Working from HomeAi Weiwei takes a job in Berlin.
When Ai Weiwei walked out of a Beijing prison last month after 81 days of imprisonment, there was one question on everyone’s mind: had the most consistently vocal dissident in China finally been silenced? On the night of his release, the artist could only manage a terse response when reached on the phone: “I’m released, I’m home, I’m fine…. In legal terms, I’m—how do you say?—on bail. So I cannot give any interviews. But I’m fine.”
But two days ago, news outlets reported that Ai has accepted a guest professorship at the Berlin University of the Arts. Ai also broke media silence when he described some details of his semi-house arrest:
“My passport has been taken away,” he said. “I am not allowed to leave Beijing. I have to report to the police before I go shopping or to a restaurant or to meet friends. They usually allow me to go, but of course I am followed by plainclothes officers.”
In a more uplifting tone, he vowed that:
“My art will never change. It is deep in my bones. But [my incarceration] has made many things clearer. I have been working in the direction of freedom of expression. I think that is most important for my art.”
It’s great to hear that Ai is getting job offers overseas but part of the terms of his release stipulate that he is not allowed to leave the country without permission, which begs the question: will the Chinese government let him go? Can the Chinese government let him go?
It seems a long shot, especially when the court is pursuing the tax fraud charges against him.
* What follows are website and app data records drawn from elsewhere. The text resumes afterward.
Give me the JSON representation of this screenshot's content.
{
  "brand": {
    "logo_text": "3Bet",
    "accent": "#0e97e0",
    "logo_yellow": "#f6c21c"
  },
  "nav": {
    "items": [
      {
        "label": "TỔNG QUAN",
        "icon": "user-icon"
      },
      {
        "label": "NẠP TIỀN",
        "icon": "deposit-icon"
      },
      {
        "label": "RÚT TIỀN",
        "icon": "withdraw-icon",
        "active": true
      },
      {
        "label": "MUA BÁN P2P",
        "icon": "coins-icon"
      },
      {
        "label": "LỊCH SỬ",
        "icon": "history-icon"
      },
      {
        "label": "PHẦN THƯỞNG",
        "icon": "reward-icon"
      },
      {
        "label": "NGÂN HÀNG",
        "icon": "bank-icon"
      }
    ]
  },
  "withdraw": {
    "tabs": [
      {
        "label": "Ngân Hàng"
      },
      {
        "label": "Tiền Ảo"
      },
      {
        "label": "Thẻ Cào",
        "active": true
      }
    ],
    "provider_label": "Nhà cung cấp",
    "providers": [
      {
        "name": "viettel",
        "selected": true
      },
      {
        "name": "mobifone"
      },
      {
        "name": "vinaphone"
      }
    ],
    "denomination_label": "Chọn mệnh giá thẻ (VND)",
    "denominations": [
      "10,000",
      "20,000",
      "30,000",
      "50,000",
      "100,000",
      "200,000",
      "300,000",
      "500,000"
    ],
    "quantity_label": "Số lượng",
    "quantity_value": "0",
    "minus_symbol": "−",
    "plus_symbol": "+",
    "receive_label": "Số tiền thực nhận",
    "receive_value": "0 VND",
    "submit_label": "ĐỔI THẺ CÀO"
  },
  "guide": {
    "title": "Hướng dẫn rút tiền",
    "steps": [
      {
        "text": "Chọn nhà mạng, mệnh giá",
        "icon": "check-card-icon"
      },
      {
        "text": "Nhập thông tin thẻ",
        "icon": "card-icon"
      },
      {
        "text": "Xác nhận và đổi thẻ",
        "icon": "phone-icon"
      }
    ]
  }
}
Authorities are demanding around $1.8 million from Ai, who, according to Xinhua, has “[confessed] his crimes” and has “repeatedly said he is willing to pay the taxes he evaded.” Would the Chinese government really let a prominent dissident who is also under investigation out of its jurisdiction? Perhaps Ai can argue that since he owes nearly $2 million, a comfy professorship might help with the bills.
Let’s crunch the numbers. According to a 2005 study by a lobby of German professors, the average annual salary of a top-level German professor with performance-related bonuses (because, really, who is going to rate Ai Weiwei poorly?) is €71,500, or a little over $100,000 a year. So if the Berlin University of the Arts were kind enough to comp Ai’s room and board, food and travel expenses, and give him a monthly stipend; and if Ai, for his part, diligently set his salary aside in a savings account, he should be able to pay the Chinese government back in under two decades, a decade and a half with some good investment advice.
In the end, I wish the best for Ai but I don’t think he’ll be able to set foot in Berlin unless he goes the way of dissident writer Liao Yiwu, who essentially smuggled himself into Germany by going through Vietnam and Poland. That said, I think it was brilliant for him to accept the professorship—it puts the ball in the government’s court, and the government isn’t a great ball-handler.
What captivates me about Ai is that he lives his life like a kind of performance art. His life is a demonstration of what happens when someone tries to push a little too hard against the Chinese government. He is never obscene or extremist—he merely tries to go a step beyond what is possible and by doing so shows us the invisible fence around Chinese society. All this makes for good art, but it’s not such a great career move.